China’s all-or-nothing stand on talks leaves US climate envoy cornered
Tackling the climate crisis is a “core national security priority” for US President Joe Biden. But saving a dangerously warming world may not always be compatible with his other highest priorities, such as confronting China. Look no further than his climate envoy John Kerry’s China visit last week.
On the surface, Kerry was accorded the rare honour of a series of virtual meetings with Chinese leaders, including Foreign Minister Wang Yi and Vice-Premier Han Zheng, aside from talks with climate counterpart Xie Zhenhua. But the former US secretary of state in fact hit a stone wall when the Chinese hosts basically rolled their eyes at his suggestion that both sides rise above politics and treat climate cooperation as a “stand-alone issue”.
Foreign Minister Wang firmly rejected that proposal, telling Kerry that climate cooperation could not be divorced from overall bilateral ties and the US first must “cease containing and suppressing China all over the world”.
“The US side wants the climate change cooperation to be an ‘oasis’ of China-US relations. However, if the oasis is all surrounded by deserts, then sooner or later, the ‘oasis’ will be desertified,” Wang said.
That leaves Kerry in an almost impossible position.
To help Biden avert a global climate catastrophe, America’s first-ever climate envoy needs to get China, which leads the world with nearly 30 per cent of global emissions, fully on board.
“On climate, cooperation is the only way to break free from the world’s current mutual suicide pact,” he said in July.
As the top diplomat under former president Barack Obama, Kerry helped to broker the historic 2015 Paris climate agreement. As such, Kerry has intimate knowledge of how Beijing plays its climate card to extract concessions on other issues and navigate bilateral ties in stormy waters.
For China, politics is often at the heart of the top-down campaigns on cutting pollution and negotiating climate deals, as economic development and political stability remain the overriding top priority for the leadership. That helps explain Beijing’s insistence on seeing Washington’s climate diplomacy as part of a grand bargain between the rival powers.
However, given Biden’s ideologically focused campaign to contain an autocratic China and “prove democracy works”, “serious differences” – on issues ranging from Xinjiang and Hong Kong to Taiwan and the South China Sea – “will never be traded for anything that has to do with climate”, Kerry asserted in January.
However, a remit limited to climate change leaves Kerry with little room to wield his influence on broader bilateral issues that Chinese officials appear keen to bring up.

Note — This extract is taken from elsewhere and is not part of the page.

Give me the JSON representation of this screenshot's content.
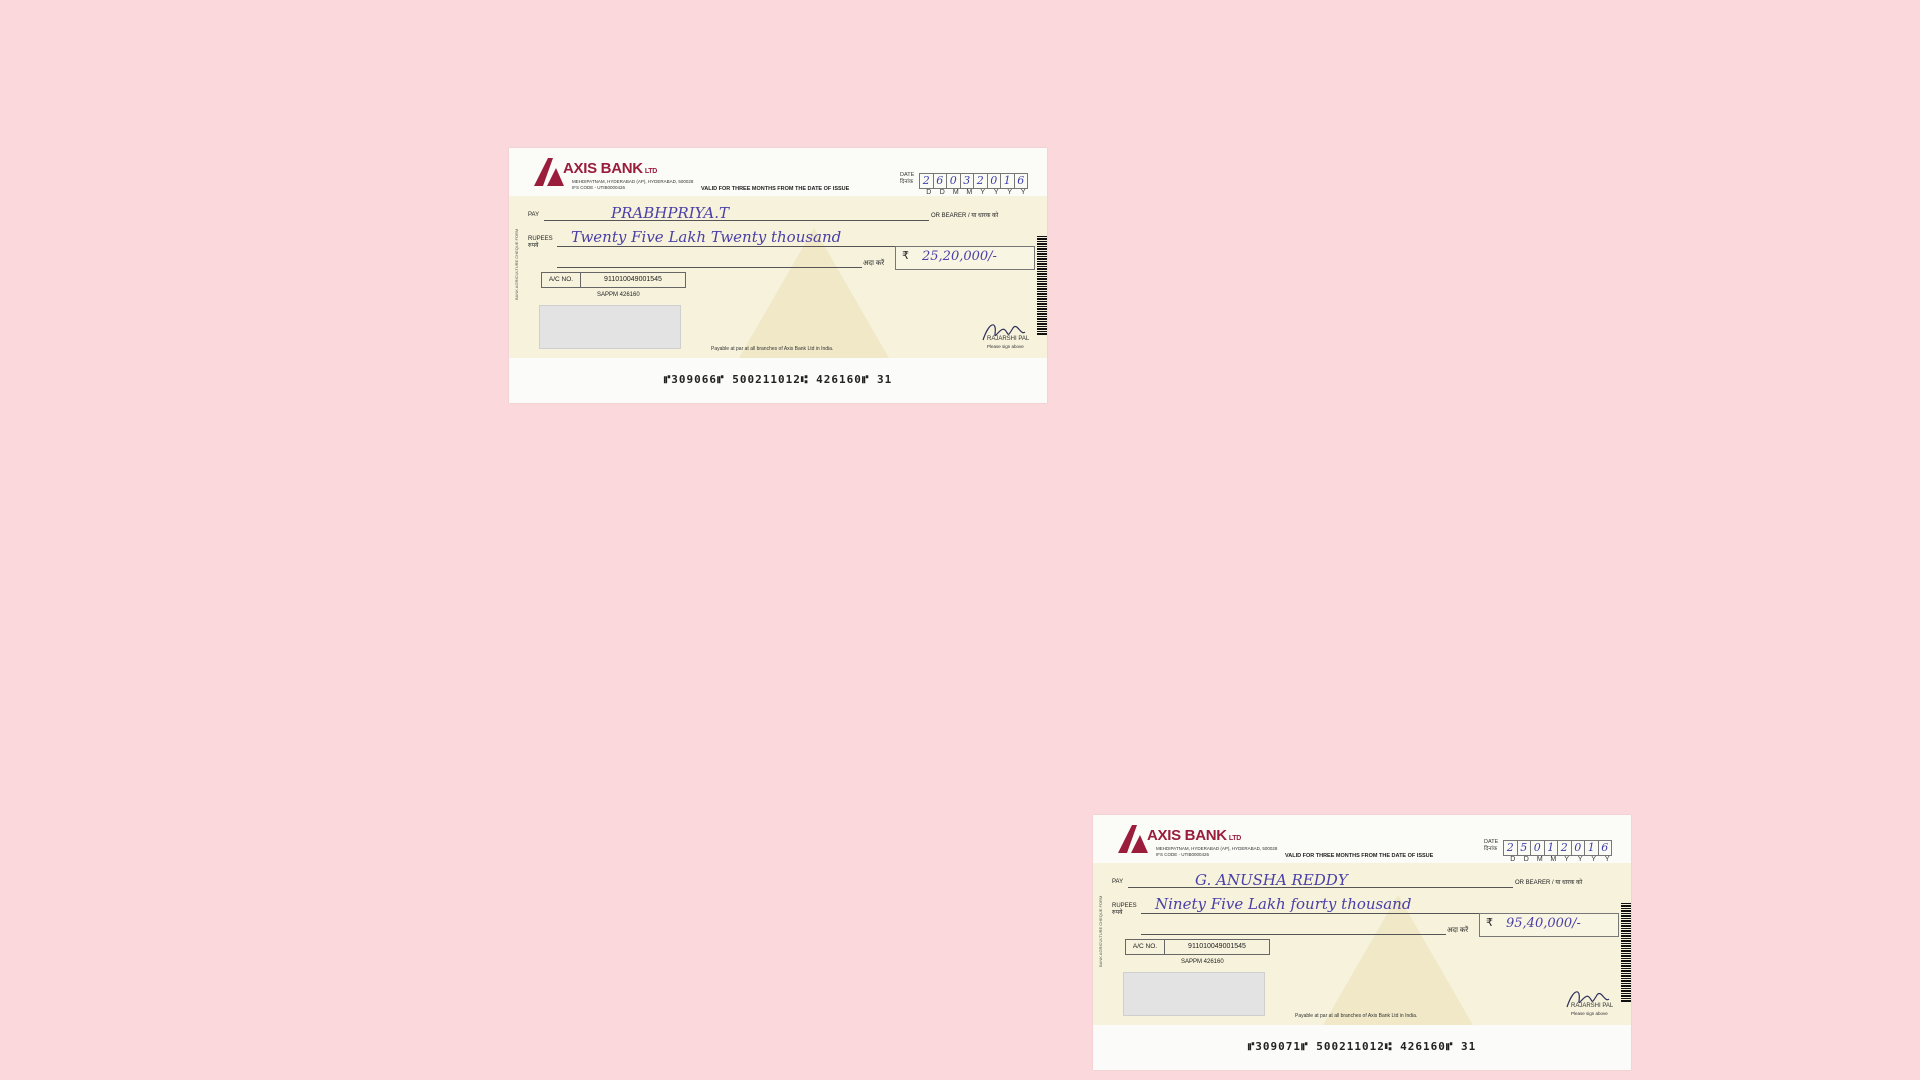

In a sense, his repeated calls about depoliticising the fight against global warming are also aimed at Biden’s critics at home, where climate change has become a polarising issue among American voters.
Kerry’s China visit, his second in five months, was met with scepticism in the US, with critics questioning Beijing’s sincerity and reliability in terms of honouring climate pledges. A Wall Street Journal editorial last week warned that the Biden administration’s obsession with climate change may have become “a major source of strategic leverage for Beijing”.
Such concerns are not entirely misplaced, given previous US administrations’ mixed record on China and climate diplomacy. It remains unclear how Kerry will deal with the dilemma, or if the Biden administration may consider possible trade-offs one day to break the deadlock and secure Beijing’s cooperation on climate.